When people think about governance they often think of corporate governance, the framework of rules, practices, and processes that are used to direct and manage the company. Traditionally, many of these decisions are seen to be made by managers in a management hierarchy but many others throughout an organization often make or at least contribute to governance decisions as well, regardless whether they are aware of it, or not. Governance happens not only on an organizational level, but within teams and even on an individual level as well.
Most organizations and teams today benefit from developing capacity for collective sense-making and harnessing a diversity of perspectives to effectively make and evolve the decisions necessary to navigate in a complex world.
Since there are so many decisions to make for an organization to run effectively, S3 seeks to enable productivity by freeing people up to do and decide as much as possible for themselves, while ensuring coherence in collaboration for a successful and effective organization.
Greater autonomy of individuals and teams necessitates clear agreements (i.e. guidelines and constraints) that enable smooth collaboration between those teams and individuals, and that support achievement of both long-term and short-term objectives. Regular iterative reviews and incremental evolution of agreements ensure they become, and remain fit for purpose over time.
While a decision of short-term consequence can easily be amended on the spot, making more consequential agreements that constrain people’s behavior and activity, often benefits from a more participatory and deliberate decision-making process. These agreements include but are not limited to matters such as: strategy, priorities, distribution of responsibilities and power to influence, work processes, and many decisions about products and services.
Such agreements need to be documented, both to remember them and to support effective review, and to be communicated to people affected (who are ideally also involved in the creation and evolution of those agreements).
Therefore it’s valuable to distinguish between two categories of activities in an organization, one of which we refer to as governance, and the other as operations:
Governance in an organization (or a domain within it) is the process of setting objectives and making and evolving decisions that guide people towards achieving those objectives.
Operations is doing the work and organizing day-to-day activities within the constraints defined through governance.

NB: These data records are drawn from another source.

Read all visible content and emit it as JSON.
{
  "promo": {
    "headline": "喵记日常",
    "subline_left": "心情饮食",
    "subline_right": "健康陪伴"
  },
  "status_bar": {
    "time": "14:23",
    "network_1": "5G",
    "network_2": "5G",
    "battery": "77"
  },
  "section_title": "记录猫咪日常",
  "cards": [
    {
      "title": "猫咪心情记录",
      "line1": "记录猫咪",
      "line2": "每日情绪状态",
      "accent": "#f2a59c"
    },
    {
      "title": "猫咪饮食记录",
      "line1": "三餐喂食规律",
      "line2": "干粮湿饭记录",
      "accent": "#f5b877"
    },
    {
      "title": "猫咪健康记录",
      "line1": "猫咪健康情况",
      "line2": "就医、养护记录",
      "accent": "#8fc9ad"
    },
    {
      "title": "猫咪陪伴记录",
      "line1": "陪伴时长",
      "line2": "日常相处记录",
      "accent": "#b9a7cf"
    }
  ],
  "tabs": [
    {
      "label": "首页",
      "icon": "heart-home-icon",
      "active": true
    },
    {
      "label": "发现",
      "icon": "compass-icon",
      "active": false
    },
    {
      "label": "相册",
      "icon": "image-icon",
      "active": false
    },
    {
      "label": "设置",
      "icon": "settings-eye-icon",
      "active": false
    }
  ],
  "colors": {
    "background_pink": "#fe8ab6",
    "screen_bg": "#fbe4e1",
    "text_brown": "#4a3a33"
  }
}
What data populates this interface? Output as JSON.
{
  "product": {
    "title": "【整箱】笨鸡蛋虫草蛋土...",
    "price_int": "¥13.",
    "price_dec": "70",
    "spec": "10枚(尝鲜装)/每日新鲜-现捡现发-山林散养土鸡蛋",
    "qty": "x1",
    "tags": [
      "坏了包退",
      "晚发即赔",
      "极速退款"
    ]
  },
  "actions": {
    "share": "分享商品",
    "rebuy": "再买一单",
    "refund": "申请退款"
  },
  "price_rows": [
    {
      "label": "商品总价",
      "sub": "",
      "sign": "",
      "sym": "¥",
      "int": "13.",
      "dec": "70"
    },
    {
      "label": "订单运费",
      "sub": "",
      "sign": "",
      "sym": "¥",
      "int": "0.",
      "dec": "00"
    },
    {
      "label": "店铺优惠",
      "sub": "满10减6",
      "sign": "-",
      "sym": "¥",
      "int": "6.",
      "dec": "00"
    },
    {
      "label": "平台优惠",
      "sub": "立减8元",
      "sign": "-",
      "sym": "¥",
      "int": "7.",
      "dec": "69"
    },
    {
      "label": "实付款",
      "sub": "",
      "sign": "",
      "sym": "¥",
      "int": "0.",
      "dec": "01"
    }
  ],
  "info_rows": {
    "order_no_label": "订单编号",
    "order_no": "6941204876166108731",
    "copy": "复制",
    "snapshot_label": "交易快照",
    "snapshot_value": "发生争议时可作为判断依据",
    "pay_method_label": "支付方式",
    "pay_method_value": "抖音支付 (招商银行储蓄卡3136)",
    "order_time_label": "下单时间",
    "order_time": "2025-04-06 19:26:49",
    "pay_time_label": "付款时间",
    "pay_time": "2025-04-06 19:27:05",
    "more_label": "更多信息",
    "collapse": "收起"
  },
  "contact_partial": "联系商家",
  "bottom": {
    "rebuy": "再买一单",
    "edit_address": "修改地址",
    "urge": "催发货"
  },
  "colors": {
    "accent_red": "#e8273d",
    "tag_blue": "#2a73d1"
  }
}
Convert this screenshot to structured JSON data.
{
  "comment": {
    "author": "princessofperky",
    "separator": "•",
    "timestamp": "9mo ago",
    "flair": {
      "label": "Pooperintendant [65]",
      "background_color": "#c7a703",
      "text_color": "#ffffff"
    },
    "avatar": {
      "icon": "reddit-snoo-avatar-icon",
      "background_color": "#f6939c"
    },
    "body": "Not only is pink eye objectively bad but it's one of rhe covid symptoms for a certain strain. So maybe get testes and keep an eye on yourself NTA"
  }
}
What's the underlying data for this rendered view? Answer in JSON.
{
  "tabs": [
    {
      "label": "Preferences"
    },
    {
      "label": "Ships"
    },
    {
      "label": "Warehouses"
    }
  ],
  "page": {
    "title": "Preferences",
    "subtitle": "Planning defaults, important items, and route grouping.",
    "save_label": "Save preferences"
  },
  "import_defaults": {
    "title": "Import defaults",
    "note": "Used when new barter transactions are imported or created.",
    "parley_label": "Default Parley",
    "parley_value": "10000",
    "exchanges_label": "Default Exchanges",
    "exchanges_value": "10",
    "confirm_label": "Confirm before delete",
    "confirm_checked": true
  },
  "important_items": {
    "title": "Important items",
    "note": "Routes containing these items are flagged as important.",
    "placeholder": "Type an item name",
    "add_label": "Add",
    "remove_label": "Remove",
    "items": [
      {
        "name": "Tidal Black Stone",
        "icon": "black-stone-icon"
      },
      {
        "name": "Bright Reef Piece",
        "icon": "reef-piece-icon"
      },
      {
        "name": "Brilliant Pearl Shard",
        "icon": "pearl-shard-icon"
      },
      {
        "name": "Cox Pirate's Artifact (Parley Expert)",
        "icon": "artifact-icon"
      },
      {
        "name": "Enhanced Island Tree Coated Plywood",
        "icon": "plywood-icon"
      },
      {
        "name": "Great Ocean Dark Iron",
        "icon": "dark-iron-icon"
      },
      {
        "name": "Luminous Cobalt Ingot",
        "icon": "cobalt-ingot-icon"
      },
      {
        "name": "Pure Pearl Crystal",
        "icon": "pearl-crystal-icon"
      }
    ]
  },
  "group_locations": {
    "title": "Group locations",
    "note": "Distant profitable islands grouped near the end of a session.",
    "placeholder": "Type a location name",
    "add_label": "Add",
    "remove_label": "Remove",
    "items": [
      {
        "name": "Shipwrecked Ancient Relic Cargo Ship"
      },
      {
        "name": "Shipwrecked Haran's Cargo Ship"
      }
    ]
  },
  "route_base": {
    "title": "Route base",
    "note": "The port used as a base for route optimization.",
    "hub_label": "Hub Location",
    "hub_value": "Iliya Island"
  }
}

For each domain in an organization there is a governing body: people with a mandate to make and evolve agreements which govern how the people doing the work in that domain create value.
There are many ways to distribute work and governance. Sometimes the governing body is a single person, e.g. in the case of a manager who leads others. Other times a group of people govern themselves and all members share responsibility for governance within the constraints of their domain.
Governance decisions set constraints on activity and guide future decisions.They relate to matters like:
- Work processes
- Policies and procedures about how people work together
- Organizational structure:
- Distributing responsibilities and power to influence by designing domains and selecting people to account for them
- Accounting for dependencies between teams
- Distribution of resources
- Strategy (for the whole organization, for a team, product or role),
- Priorities and objectives
- Consequential decisions about products, services, tools, technology, security etc.
Depending on the context, a team might make governance decisions:
- in dedicated governance meetings that are scheduled on a regular basis
- on the fly, during the working day
- in a one-off meeting to deal with a specific topic
- in other types of meetings such as product meetings, planning meetings or retrospectives, etc.
Wherever and whenever you make governance decisions, one thing worth considering is documenting them somehow. This way you’ll be able to remember what was agreed, so will others, and you’ll have something to come back to when it’s time to review.
Self-Governance: People governing themselves within the constraints of a domain.
Semi-Autonomy: The autonomy of people to decide for themselves how to create value, limited by the constraints of their domain, and by objections brought by the delegator, representatives, or others.
Self-Organization: Any activity or process through which people organize work. Self-organization happens within the constraints of a domain, but without the direct influence of external agents. In any organization or team, self-organization co-exists with external influence (e.g. external objections or governance decisions that affect the domain).
Depending on the constraints set by the delegator, teams have more or less license to conduct governance and decide how they organize their operations, and are therefore more or less self-governing and self-organizing.